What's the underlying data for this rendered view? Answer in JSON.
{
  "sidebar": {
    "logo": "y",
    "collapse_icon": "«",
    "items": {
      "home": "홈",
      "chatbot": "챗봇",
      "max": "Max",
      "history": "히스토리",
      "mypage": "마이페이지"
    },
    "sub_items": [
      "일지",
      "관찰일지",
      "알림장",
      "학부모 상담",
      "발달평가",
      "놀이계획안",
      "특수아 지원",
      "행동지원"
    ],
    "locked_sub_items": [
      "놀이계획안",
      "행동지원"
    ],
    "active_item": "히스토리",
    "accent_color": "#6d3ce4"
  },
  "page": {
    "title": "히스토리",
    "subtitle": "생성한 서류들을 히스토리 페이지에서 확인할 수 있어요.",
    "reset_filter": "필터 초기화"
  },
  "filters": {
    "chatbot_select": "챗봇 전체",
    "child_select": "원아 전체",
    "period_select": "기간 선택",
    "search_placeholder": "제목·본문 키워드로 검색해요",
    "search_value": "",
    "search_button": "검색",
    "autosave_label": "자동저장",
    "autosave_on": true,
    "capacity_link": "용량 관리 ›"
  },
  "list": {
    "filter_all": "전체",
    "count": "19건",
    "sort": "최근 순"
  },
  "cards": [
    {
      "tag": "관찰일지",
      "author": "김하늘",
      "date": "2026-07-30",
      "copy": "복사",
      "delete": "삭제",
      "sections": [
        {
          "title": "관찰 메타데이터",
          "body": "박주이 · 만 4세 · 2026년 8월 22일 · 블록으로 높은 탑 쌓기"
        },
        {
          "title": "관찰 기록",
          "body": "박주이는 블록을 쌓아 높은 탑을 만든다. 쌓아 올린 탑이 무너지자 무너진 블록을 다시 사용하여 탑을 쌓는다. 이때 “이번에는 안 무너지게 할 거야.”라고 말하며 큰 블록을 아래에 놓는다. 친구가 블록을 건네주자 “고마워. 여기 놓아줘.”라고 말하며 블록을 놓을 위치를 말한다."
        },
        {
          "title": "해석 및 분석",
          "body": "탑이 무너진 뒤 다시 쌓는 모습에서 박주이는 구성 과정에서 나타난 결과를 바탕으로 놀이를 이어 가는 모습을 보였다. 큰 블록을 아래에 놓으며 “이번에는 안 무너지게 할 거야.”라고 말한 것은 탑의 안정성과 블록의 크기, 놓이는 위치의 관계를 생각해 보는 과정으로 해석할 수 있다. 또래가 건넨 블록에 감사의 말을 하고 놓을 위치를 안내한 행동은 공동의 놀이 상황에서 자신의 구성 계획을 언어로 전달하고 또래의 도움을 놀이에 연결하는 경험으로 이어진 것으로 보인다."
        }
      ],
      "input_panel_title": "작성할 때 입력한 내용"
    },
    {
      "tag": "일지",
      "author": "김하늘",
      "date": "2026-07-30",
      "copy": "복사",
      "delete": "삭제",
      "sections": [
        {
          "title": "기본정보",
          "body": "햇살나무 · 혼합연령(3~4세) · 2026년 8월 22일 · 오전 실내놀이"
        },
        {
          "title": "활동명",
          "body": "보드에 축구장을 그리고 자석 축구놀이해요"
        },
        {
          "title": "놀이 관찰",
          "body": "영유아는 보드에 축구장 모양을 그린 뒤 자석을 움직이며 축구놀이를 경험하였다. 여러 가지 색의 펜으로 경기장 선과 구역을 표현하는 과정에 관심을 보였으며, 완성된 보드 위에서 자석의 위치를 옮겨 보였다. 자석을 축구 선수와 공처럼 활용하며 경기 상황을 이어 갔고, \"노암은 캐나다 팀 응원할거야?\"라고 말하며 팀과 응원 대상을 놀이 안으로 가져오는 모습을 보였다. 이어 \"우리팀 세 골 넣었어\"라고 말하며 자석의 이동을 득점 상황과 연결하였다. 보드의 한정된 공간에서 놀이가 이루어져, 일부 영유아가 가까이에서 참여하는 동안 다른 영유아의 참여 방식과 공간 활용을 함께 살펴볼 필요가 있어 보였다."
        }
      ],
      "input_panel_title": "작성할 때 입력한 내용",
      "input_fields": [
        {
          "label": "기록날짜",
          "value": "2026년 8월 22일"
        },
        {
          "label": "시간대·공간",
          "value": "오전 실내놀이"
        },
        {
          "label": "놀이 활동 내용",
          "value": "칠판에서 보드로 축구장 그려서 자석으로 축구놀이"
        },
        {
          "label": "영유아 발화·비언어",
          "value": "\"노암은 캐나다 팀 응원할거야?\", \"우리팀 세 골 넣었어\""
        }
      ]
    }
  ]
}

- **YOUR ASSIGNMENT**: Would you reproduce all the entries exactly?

- **SOLUTION**:
What's the underlying data for this rendered view? Answer in JSON.
{
  "sidebar": {
    "logo": "y",
    "collapse_icon": "«",
    "items": {
      "home": "홈",
      "chatbot": "챗봇",
      "max": "Max",
      "history": "히스토리",
      "mypage": "마이페이지"
    },
    "sub_items": [
      "일지",
      "관찰일지",
      "알림장",
      "학부모 상담",
      "발달평가",
      "놀이계획안",
      "특수아 지원",
      "행동지원"
    ],
    "locked_sub_items": [
      "놀이계획안",
      "행동지원"
    ],
    "active_item": "히스토리",
    "accent_color": "#6d3ce4"
  },
  "page": {
    "title": "히스토리",
    "subtitle": "생성한 서류들을 히스토리 페이지에서 확인할 수 있어요.",
    "reset_filter": "필터 초기화"
  },
  "filters": {
    "chatbot_select": "챗봇 전체",
    "child_select": "원아 전체",
    "period_select": "기간 선택",
    "search_placeholder": "제목·본문 키워드로 검색해요",
    "search_value": "",
    "search_button": "검색",
    "autosave_label": "자동저장",
    "autosave_on": true,
    "capacity_link": "용량 관리 ›"
  },
  "list": {
    "filter_all": "전체",
    "count": "19건",
    "sort": "최근 순"
  },
  "cards": [
    {
      "tag": "관찰일지",
      "author": "김하늘",
      "date": "2026-07-30",
      "copy": "복사",
      "delete": "삭제",
      "sections": [
        {
          "title": "관찰 메타데이터",
          "body": "박주이 · 만 4세 · 2026년 8월 22일 · 블록으로 높은 탑 쌓기"
        },
        {
          "title": "관찰 기록",
          "body": "박주이는 블록을 쌓아 높은 탑을 만든다. 쌓아 올린 탑이 무너지자 무너진 블록을 다시 사용하여 탑을 쌓는다. 이때 “이번에는 안 무너지게 할 거야.”라고 말하며 큰 블록을 아래에 놓는다. 친구가 블록을 건네주자 “고마워. 여기 놓아줘.”라고 말하며 블록을 놓을 위치를 말한다."
        },
        {
          "title": "해석 및 분석",
          "body": "탑이 무너진 뒤 다시 쌓는 모습에서 박주이는 구성 과정에서 나타난 결과를 바탕으로 놀이를 이어 가는 모습을 보였다. 큰 블록을 아래에 놓으며 “이번에는 안 무너지게 할 거야.”라고 말한 것은 탑의 안정성과 블록의 크기, 놓이는 위치의 관계를 생각해 보는 과정으로 해석할 수 있다. 또래가 건넨 블록에 감사의 말을 하고 놓을 위치를 안내한 행동은 공동의 놀이 상황에서 자신의 구성 계획을 언어로 전달하고 또래의 도움을 놀이에 연결하는 경험으로 이어진 것으로 보인다."
        }
      ],
      "input_panel_title": "작성할 때 입력한 내용"
    },
    {
      "tag": "일지",
      "author": "김하늘",
      "date": "2026-07-30",
      "copy": "복사",
      "delete": "삭제",
      "sections": [
        {
          "title": "기본정보",
          "body": "햇살나무 · 혼합연령(3~4세) · 2026년 8월 22일 · 오전 실내놀이"
        },
        {
          "title": "활동명",
          "body": "보드에 축구장을 그리고 자석 축구놀이해요"
        },
        {
          "title": "놀이 관찰",
          "body": "영유아는 보드에 축구장 모양을 그린 뒤 자석을 움직이며 축구놀이를 경험하였다. 여러 가지 색의 펜으로 경기장 선과 구역을 표현하는 과정에 관심을 보였으며, 완성된 보드 위에서 자석의 위치를 옮겨 보였다. 자석을 축구 선수와 공처럼 활용하며 경기 상황을 이어 갔고, \"노암은 캐나다 팀 응원할거야?\"라고 말하며 팀과 응원 대상을 놀이 안으로 가져오는 모습을 보였다. 이어 \"우리팀 세 골 넣었어\"라고 말하며 자석의 이동을 득점 상황과 연결하였다. 보드의 한정된 공간에서 놀이가 이루어져, 일부 영유아가 가까이에서 참여하는 동안 다른 영유아의 참여 방식과 공간 활용을 함께 살펴볼 필요가 있어 보였다."
        }
      ],
      "input_panel_title": "작성할 때 입력한 내용",
      "input_fields": [
        {
          "label": "기록날짜",
          "value": "2026년 8월 22일"
        },
        {
          "label": "시간대·공간",
          "value": "오전 실내놀이"
        },
        {
          "label": "놀이 활동 내용",
          "value": "칠판에서 보드로 축구장 그려서 자석으로 축구놀이"
        },
        {
          "label": "영유아 발화·비언어",
          "value": "\"노암은 캐나다 팀 응원할거야?\", \"우리팀 세 골 넣었어\""
        }
      ]
    }
  ]
}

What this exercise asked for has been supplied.